- 33.5″ long (five pieces)
- 40″ long (four pieces)
- 16″ long (ten pieces)
- 12.75″ long (eight pieces)
Step One: Do this before you cut your pieces down to size. Using the table saw, “mill” the 2″ edges of every piece of wood so that you get a very square edge (as opposed to the rounded edges that come on a 2×4). This will give your bench a more modern look.
You can also use a planer to create perfectly parallel faces on your wood. Wood purchased from the hardware store is hardly ever even, hence the need to cut it down as Steve has done.
Step Two: Cut the pieces of wood according to the cut list above. Keep in mind, these measurements produced a finished bench that is 16″ high x 40″ long x 13.5″ deep . . . AND a little extra was left for the milling and sanding process. If you want to customize the size of your bench, you’ll need to adjust these cut lengths.
Step Three: You’re going to use your pieces of wood to essentially create a box joint – and this is kind of like a puzzle (Jenga?). So try to follow me as I describe it! You’ll need to have your box clamps on hand and ready, along with the Liquid Nails.
Place a 40″ piece of wood on the ground, with a 33.5″ piece in the center. On each end, you’ll place a 16″ long piece perpendicular to the other two pieces, as shown in the photo above. Make sure everything is even and as flush as possible (and use a t-square or other item if necessary to for a right angle), then glue into place and clamp.
Step Four: These additional photos show you what you’ll be doing. You’ll be adding Liquid Nails to the wood, setting it up in your pattern as shown, then adding clamps to hold it together. Remember that you’re doing a modified box joint, so you’ll have one long piece of wood, then one short piece, then long, then short, and so on.

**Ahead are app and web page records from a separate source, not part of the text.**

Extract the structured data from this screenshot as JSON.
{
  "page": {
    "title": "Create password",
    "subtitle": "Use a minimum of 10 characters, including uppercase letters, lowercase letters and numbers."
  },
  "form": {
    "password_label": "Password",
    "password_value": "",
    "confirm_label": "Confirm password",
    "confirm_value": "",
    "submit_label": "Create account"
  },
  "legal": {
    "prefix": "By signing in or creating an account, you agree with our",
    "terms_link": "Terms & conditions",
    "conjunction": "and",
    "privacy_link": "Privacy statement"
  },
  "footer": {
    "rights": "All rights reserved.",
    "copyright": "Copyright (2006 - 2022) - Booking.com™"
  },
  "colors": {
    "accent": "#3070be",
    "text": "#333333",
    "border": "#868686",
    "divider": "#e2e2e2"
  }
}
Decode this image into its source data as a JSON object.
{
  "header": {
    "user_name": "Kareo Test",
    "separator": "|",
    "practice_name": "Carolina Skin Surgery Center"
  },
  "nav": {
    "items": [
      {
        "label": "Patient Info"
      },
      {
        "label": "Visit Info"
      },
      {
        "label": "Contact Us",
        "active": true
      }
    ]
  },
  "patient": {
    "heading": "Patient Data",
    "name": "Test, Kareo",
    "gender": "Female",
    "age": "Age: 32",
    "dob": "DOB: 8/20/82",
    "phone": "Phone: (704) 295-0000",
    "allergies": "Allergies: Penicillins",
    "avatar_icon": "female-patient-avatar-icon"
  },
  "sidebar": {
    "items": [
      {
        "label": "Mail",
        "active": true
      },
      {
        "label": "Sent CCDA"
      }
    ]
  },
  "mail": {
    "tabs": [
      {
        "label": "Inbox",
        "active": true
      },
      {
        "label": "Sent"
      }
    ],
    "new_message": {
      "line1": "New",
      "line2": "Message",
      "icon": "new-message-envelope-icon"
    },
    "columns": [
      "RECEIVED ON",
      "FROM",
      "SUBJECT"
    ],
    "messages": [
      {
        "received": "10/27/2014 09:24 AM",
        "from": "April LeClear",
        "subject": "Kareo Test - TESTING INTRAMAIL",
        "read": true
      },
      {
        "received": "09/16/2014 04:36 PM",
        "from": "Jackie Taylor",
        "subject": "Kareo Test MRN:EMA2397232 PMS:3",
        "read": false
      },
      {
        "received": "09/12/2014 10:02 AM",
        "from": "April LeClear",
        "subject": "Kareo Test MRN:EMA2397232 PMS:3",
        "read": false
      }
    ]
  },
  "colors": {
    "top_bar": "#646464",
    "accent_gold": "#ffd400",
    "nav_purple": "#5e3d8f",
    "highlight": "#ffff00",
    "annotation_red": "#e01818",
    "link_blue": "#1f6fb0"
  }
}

Your best bet is to follow this process:
- organize the pieces of wood without gluing FIRST so that you understand how the bench goes together;
- begin at one end of your bench and start assembling with the Liquid Nails, using the clamps as placeholders as you go along;

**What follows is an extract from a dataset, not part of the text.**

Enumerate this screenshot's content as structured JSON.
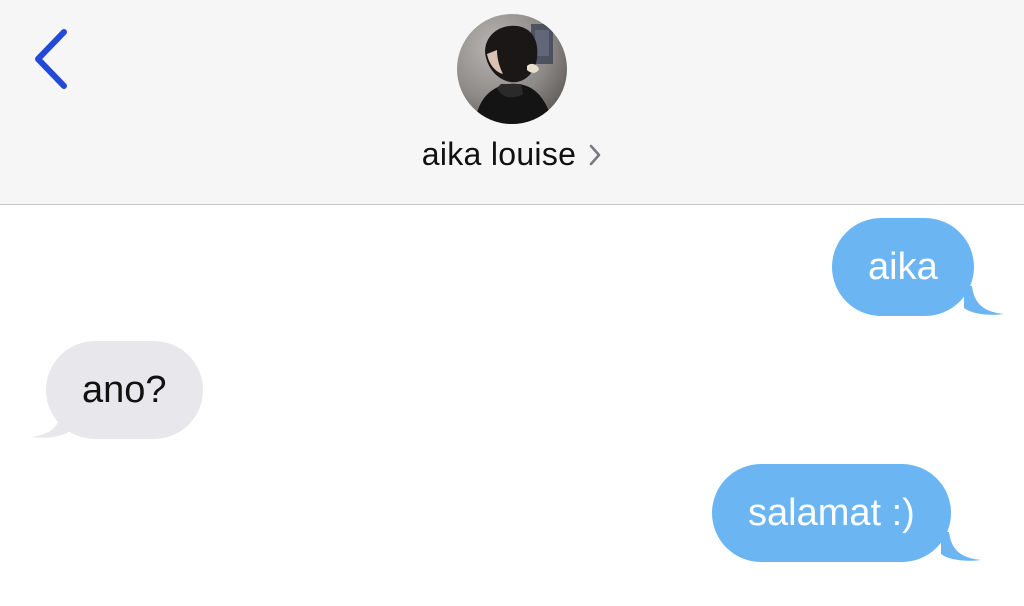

- continue add Liquid Nails, wood, and increase the size of your box clamps until the bench is fully assembled
It’s seriously way easier than it sounds – and doesn’t take long to do once you get into your rhythm!
Step Five: Once your bench is full assembled as shown, keep it clamped and let it dry overnight. You’ll see that some of the edges aren’t even, but we’re going to remedy that!
Step Six: Undo the clamps and sand with the belt sander to get everything even. Don’t forget to sand with the grain! Sand until it’s completely smooth and flat. Do this on the legs, too. Then wipe away all of the sanding dust.
If your bench needs quite a bit of even-ing out, start with the 80-grit and finish with the 120-grit.
Step Seven: Use your stain to paint your bench. Applying stain is relatively easy. You can use a brush, paint it on, then wipe it off. You can read the instructions on your container to make sure you are following the process for that particular stain. Some people even apply stain with a rag and then wipe it off with a second rag to get a look they like.
Note: Steve used two coats of stain and the stain lifted the grain of the wood slightly so that it doesn’t feel 100% smooth as it did right after sanding. To prevent this, you’ll probably want to apply a coat of stain, then sand with 120-grit, then stain again.
Our stain was outdoor stain AND sealer, and our project is currently under a porch covering (though it is exposed to the elements). Depending on how much your bench will see sunlight and rain, you’ll likely want to make the final project a little tougher with some hard core polyurethane.
Step Eight: This step is completely optional. Our bench is sitting near ground and with the amount of bugs we have in the south, we wanted it a little raised up off of the ground.
Steve purchased furniture feet, drilled holes in the legs, then inserted. It’s very easy.
And that’s it!
Your outdoor bench is done. And it pretty much looks amazing.
We already had a rain here so I also wanted to show you how well the stain works – the water just pools on top and comes right off . . . no soaking into the wood!
So let’s review: $35 in supplies, easy to cut, easy to assemble, no nails or screws required.